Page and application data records
═══

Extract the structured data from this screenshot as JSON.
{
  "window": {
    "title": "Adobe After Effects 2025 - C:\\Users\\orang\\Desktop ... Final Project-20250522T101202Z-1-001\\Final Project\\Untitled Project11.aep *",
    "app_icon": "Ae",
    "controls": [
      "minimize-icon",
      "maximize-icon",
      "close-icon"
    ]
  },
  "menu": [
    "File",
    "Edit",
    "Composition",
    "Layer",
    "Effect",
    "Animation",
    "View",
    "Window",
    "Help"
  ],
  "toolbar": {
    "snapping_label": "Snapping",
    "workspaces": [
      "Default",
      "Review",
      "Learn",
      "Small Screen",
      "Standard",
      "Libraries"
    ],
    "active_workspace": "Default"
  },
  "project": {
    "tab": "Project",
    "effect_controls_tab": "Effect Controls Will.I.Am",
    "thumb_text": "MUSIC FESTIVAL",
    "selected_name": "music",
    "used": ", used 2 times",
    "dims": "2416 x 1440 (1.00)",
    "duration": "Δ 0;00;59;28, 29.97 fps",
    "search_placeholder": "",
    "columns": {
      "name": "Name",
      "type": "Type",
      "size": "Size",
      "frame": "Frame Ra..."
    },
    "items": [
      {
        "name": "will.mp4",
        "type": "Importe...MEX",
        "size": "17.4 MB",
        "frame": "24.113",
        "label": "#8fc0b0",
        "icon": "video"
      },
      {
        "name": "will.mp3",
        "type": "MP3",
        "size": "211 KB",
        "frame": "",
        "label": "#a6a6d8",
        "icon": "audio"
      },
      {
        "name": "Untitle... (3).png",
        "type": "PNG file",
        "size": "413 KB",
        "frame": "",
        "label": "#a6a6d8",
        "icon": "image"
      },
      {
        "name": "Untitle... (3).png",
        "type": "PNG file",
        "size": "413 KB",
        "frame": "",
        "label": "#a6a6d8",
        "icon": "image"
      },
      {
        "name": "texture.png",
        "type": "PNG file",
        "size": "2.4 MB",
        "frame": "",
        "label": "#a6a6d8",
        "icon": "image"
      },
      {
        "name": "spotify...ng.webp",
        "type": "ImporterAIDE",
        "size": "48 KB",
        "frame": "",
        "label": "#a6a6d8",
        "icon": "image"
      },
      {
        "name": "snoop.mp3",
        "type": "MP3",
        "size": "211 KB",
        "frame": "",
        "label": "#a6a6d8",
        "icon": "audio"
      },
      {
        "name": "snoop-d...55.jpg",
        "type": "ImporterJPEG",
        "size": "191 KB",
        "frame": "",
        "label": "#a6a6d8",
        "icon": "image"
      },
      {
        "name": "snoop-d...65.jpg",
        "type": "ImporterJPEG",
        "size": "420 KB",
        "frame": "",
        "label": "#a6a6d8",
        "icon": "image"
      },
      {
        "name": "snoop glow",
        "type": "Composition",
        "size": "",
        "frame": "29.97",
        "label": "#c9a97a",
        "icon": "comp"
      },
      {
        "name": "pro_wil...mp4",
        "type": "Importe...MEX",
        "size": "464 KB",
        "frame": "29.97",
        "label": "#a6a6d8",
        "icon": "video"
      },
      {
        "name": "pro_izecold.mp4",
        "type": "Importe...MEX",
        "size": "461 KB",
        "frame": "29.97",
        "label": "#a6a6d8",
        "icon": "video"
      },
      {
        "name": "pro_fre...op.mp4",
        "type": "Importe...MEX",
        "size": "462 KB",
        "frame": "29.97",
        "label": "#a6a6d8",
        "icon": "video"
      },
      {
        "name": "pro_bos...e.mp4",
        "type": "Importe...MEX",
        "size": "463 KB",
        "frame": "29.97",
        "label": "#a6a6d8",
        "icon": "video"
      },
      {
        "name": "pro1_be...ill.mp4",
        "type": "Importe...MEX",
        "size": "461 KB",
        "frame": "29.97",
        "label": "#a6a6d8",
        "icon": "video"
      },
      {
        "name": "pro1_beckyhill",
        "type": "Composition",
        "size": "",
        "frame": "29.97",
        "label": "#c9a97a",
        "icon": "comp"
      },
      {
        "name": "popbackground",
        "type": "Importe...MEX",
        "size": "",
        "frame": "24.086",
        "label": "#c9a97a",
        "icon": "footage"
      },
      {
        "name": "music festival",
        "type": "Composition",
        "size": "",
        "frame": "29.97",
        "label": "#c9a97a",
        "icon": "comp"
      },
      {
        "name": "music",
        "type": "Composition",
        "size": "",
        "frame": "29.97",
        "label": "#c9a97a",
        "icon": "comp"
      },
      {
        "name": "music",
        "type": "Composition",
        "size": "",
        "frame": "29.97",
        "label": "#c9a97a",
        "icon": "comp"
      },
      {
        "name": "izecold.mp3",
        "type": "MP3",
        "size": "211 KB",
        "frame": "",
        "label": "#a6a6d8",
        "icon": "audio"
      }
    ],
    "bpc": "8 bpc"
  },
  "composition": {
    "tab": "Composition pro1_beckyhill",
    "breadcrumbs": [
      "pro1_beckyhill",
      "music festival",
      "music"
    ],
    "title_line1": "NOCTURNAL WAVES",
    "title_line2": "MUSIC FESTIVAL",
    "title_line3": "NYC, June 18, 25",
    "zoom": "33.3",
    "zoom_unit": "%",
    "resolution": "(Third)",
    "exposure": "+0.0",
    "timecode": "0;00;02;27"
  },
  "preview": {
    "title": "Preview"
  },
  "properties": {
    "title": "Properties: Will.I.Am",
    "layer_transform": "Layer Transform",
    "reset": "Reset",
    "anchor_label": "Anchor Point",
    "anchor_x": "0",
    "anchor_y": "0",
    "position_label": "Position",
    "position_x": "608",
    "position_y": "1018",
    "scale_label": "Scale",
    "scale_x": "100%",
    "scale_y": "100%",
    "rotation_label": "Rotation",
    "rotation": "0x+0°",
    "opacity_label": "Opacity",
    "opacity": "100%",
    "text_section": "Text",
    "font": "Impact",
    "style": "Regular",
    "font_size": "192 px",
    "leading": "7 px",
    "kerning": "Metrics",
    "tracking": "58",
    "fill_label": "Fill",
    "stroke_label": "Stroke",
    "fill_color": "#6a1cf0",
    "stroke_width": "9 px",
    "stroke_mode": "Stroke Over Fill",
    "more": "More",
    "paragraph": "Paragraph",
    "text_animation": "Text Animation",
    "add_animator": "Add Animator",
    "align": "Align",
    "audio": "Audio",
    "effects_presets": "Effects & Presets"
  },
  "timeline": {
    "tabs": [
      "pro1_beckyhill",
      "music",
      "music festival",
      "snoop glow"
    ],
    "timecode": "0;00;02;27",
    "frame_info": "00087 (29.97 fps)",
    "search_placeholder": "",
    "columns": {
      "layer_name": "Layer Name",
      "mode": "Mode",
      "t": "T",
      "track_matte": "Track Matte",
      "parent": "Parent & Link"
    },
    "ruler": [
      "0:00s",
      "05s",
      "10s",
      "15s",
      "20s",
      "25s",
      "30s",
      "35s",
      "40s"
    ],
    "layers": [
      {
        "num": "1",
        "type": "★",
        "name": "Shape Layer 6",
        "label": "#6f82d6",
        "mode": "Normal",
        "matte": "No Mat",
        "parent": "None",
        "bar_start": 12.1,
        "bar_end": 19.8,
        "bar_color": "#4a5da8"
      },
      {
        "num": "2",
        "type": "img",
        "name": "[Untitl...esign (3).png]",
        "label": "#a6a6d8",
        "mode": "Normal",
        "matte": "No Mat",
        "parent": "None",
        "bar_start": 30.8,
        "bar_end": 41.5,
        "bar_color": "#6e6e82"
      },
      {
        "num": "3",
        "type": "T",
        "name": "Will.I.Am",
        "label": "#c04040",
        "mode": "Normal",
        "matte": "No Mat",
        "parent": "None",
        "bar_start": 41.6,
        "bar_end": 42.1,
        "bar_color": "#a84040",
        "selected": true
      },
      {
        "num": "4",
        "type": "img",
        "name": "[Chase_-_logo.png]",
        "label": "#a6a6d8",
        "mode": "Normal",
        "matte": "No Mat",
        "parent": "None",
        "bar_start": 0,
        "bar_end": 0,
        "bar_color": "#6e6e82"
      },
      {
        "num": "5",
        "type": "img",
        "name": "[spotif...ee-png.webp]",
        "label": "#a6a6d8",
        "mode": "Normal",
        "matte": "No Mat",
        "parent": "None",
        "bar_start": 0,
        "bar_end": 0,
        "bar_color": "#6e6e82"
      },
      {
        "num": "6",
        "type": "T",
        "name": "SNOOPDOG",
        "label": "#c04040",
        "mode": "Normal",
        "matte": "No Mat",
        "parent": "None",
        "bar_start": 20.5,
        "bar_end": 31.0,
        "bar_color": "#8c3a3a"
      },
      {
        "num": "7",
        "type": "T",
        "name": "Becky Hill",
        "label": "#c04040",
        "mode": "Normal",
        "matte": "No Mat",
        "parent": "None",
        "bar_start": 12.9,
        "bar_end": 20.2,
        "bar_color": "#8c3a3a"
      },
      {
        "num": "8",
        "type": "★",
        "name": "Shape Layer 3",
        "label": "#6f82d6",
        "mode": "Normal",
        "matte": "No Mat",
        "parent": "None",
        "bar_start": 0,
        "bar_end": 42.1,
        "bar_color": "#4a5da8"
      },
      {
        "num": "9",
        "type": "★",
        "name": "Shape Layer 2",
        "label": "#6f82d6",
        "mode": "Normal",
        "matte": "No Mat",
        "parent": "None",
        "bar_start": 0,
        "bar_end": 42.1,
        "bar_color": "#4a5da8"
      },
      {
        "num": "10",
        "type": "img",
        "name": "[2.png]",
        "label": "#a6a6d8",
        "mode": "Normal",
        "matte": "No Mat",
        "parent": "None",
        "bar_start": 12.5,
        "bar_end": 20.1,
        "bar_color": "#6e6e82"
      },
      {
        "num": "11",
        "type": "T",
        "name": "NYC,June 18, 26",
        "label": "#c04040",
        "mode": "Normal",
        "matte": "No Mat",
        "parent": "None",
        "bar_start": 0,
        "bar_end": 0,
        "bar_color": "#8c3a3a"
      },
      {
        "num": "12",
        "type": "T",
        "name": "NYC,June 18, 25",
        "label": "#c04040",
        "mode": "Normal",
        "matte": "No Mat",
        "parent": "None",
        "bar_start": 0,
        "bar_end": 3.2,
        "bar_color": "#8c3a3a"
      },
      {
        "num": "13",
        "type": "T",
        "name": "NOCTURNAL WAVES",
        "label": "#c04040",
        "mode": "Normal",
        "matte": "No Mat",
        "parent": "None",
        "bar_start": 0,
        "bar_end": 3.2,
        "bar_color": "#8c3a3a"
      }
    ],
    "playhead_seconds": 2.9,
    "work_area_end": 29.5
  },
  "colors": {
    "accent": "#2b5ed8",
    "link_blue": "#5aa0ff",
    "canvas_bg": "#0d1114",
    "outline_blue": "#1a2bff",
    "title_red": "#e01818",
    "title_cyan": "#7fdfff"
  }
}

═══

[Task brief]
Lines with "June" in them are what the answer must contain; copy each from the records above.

[Task result]
    "title_line3": "NYC, June 18, 25",
        "name": "NYC,June 18, 26",
        "name": "NYC,June 18, 25",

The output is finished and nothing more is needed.